Records excerpted from a collection:
▼

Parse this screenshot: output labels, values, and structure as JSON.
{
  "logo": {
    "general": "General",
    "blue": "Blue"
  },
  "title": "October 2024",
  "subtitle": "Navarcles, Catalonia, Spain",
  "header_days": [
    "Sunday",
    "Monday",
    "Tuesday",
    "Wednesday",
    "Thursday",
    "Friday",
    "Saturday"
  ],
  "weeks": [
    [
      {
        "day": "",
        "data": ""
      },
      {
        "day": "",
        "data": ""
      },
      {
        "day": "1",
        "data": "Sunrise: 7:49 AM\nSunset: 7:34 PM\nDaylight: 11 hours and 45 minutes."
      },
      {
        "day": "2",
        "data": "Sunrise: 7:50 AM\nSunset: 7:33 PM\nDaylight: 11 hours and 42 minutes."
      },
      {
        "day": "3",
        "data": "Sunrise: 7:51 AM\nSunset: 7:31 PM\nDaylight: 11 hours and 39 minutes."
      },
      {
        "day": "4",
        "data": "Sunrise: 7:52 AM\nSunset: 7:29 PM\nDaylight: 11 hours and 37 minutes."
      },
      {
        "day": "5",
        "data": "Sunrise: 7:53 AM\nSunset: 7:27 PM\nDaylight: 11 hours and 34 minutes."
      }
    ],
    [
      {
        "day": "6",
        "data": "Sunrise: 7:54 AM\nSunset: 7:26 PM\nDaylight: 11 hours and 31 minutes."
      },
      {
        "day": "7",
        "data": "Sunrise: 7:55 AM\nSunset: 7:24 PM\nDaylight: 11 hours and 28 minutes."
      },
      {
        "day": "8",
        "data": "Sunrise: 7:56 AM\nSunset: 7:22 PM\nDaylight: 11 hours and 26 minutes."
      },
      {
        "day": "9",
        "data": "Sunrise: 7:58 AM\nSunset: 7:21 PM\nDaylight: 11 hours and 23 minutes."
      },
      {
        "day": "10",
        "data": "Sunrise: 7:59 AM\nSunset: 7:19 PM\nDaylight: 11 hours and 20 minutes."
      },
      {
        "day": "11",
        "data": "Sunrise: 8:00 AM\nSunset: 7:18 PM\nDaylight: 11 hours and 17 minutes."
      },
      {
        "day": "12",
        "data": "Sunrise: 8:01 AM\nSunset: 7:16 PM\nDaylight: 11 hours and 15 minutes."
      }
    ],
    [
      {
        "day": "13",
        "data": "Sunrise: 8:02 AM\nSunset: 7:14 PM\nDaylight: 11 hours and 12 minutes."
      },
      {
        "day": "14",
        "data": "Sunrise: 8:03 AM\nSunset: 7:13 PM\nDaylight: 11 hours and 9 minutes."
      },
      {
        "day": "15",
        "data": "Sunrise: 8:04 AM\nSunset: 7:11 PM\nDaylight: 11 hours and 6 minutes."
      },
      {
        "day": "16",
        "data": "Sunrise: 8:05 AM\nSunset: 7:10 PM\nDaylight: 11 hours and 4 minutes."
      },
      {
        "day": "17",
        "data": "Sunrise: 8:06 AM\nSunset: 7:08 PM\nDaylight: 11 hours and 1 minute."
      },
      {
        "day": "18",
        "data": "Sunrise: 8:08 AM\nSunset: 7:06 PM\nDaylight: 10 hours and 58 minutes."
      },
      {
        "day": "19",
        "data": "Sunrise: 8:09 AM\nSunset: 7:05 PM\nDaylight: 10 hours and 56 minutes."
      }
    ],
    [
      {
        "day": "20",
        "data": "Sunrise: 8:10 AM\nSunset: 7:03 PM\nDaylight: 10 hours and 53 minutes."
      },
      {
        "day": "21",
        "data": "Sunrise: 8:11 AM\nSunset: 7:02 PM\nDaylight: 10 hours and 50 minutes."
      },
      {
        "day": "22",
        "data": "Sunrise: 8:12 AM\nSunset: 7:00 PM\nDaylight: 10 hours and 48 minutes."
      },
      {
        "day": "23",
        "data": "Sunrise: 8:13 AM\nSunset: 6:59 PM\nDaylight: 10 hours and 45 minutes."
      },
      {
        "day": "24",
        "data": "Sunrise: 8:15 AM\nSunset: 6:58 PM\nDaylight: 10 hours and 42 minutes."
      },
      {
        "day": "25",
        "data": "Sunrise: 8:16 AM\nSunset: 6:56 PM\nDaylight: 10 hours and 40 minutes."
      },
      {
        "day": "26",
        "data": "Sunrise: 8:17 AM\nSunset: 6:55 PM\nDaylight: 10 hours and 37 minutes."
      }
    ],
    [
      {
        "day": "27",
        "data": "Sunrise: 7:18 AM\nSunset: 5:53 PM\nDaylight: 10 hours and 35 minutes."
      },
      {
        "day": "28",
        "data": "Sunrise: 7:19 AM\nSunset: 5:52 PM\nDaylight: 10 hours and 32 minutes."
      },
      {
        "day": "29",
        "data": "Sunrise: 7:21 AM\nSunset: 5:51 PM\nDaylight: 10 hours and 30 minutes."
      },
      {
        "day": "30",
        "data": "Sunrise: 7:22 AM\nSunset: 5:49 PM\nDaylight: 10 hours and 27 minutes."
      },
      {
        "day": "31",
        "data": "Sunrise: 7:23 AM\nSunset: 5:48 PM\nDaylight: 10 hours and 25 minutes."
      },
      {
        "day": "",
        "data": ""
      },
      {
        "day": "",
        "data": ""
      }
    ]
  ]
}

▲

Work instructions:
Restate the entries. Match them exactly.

Written answer:
Parse this screenshot: output labels, values, and structure as JSON.
{
  "logo": {
    "general": "General",
    "blue": "Blue"
  },
  "title": "October 2024",
  "subtitle": "Navarcles, Catalonia, Spain",
  "header_days": [
    "Sunday",
    "Monday",
    "Tuesday",
    "Wednesday",
    "Thursday",
    "Friday",
    "Saturday"
  ],
  "weeks": [
    [
      {
        "day": "",
        "data": ""
      },
      {
        "day": "",
        "data": ""
      },
      {
        "day": "1",
        "data": "Sunrise: 7:49 AM\nSunset: 7:34 PM\nDaylight: 11 hours and 45 minutes."
      },
      {
        "day": "2",
        "data": "Sunrise: 7:50 AM\nSunset: 7:33 PM\nDaylight: 11 hours and 42 minutes."
      },
      {
        "day": "3",
        "data": "Sunrise: 7:51 AM\nSunset: 7:31 PM\nDaylight: 11 hours and 39 minutes."
      },
      {
        "day": "4",
        "data": "Sunrise: 7:52 AM\nSunset: 7:29 PM\nDaylight: 11 hours and 37 minutes."
      },
      {
        "day": "5",
        "data": "Sunrise: 7:53 AM\nSunset: 7:27 PM\nDaylight: 11 hours and 34 minutes."
      }
    ],
    [
      {
        "day": "6",
        "data": "Sunrise: 7:54 AM\nSunset: 7:26 PM\nDaylight: 11 hours and 31 minutes."
      },
      {
        "day": "7",
        "data": "Sunrise: 7:55 AM\nSunset: 7:24 PM\nDaylight: 11 hours and 28 minutes."
      },
      {
        "day": "8",
        "data": "Sunrise: 7:56 AM\nSunset: 7:22 PM\nDaylight: 11 hours and 26 minutes."
      },
      {
        "day": "9",
        "data": "Sunrise: 7:58 AM\nSunset: 7:21 PM\nDaylight: 11 hours and 23 minutes."
      },
      {
        "day": "10",
        "data": "Sunrise: 7:59 AM\nSunset: 7:19 PM\nDaylight: 11 hours and 20 minutes."
      },
      {
        "day": "11",
        "data": "Sunrise: 8:00 AM\nSunset: 7:18 PM\nDaylight: 11 hours and 17 minutes."
      },
      {
        "day": "12",
        "data": "Sunrise: 8:01 AM\nSunset: 7:16 PM\nDaylight: 11 hours and 15 minutes."
      }
    ],
    [
      {
        "day": "13",
        "data": "Sunrise: 8:02 AM\nSunset: 7:14 PM\nDaylight: 11 hours and 12 minutes."
      },
      {
        "day": "14",
        "data": "Sunrise: 8:03 AM\nSunset: 7:13 PM\nDaylight: 11 hours and 9 minutes."
      },
      {
        "day": "15",
        "data": "Sunrise: 8:04 AM\nSunset: 7:11 PM\nDaylight: 11 hours and 6 minutes."
      },
      {
        "day": "16",
        "data": "Sunrise: 8:05 AM\nSunset: 7:10 PM\nDaylight: 11 hours and 4 minutes."
      },
      {
        "day": "17",
        "data": "Sunrise: 8:06 AM\nSunset: 7:08 PM\nDaylight: 11 hours and 1 minute."
      },
      {
        "day": "18",
        "data": "Sunrise: 8:08 AM\nSunset: 7:06 PM\nDaylight: 10 hours and 58 minutes."
      },
      {
        "day": "19",
        "data": "Sunrise: 8:09 AM\nSunset: 7:05 PM\nDaylight: 10 hours and 56 minutes."
      }
    ],
    [
      {
        "day": "20",
        "data": "Sunrise: 8:10 AM\nSunset: 7:03 PM\nDaylight: 10 hours and 53 minutes."
      },
      {
        "day": "21",
        "data": "Sunrise: 8:11 AM\nSunset: 7:02 PM\nDaylight: 10 hours and 50 minutes."
      },
      {
        "day": "22",
        "data": "Sunrise: 8:12 AM\nSunset: 7:00 PM\nDaylight: 10 hours and 48 minutes."
      },
      {
        "day": "23",
        "data": "Sunrise: 8:13 AM\nSunset: 6:59 PM\nDaylight: 10 hours and 45 minutes."
      },
      {
        "day": "24",
        "data": "Sunrise: 8:15 AM\nSunset: 6:58 PM\nDaylight: 10 hours and 42 minutes."
      },
      {
        "day": "25",
        "data": "Sunrise: 8:16 AM\nSunset: 6:56 PM\nDaylight: 10 hours and 40 minutes."
      },
      {
        "day": "26",
        "data": "Sunrise: 8:17 AM\nSunset: 6:55 PM\nDaylight: 10 hours and 37 minutes."
      }
    ],
    [
      {
        "day": "27",
        "data": "Sunrise: 7:18 AM\nSunset: 5:53 PM\nDaylight: 10 hours and 35 minutes."
      },
      {
        "day": "28",
        "data": "Sunrise: 7:19 AM\nSunset: 5:52 PM\nDaylight: 10 hours and 32 minutes."
      },
      {
        "day": "29",
        "data": "Sunrise: 7:21 AM\nSunset: 5:51 PM\nDaylight: 10 hours and 30 minutes."
      },
      {
        "day": "30",
        "data": "Sunrise: 7:22 AM\nSunset: 5:49 PM\nDaylight: 10 hours and 27 minutes."
      },
      {
        "day": "31",
        "data": "Sunrise: 7:23 AM\nSunset: 5:48 PM\nDaylight: 10 hours and 25 minutes."
      },
      {
        "day": "",
        "data": ""
      },
      {
        "day": "",
        "data": ""
      }
    ]
  ]
}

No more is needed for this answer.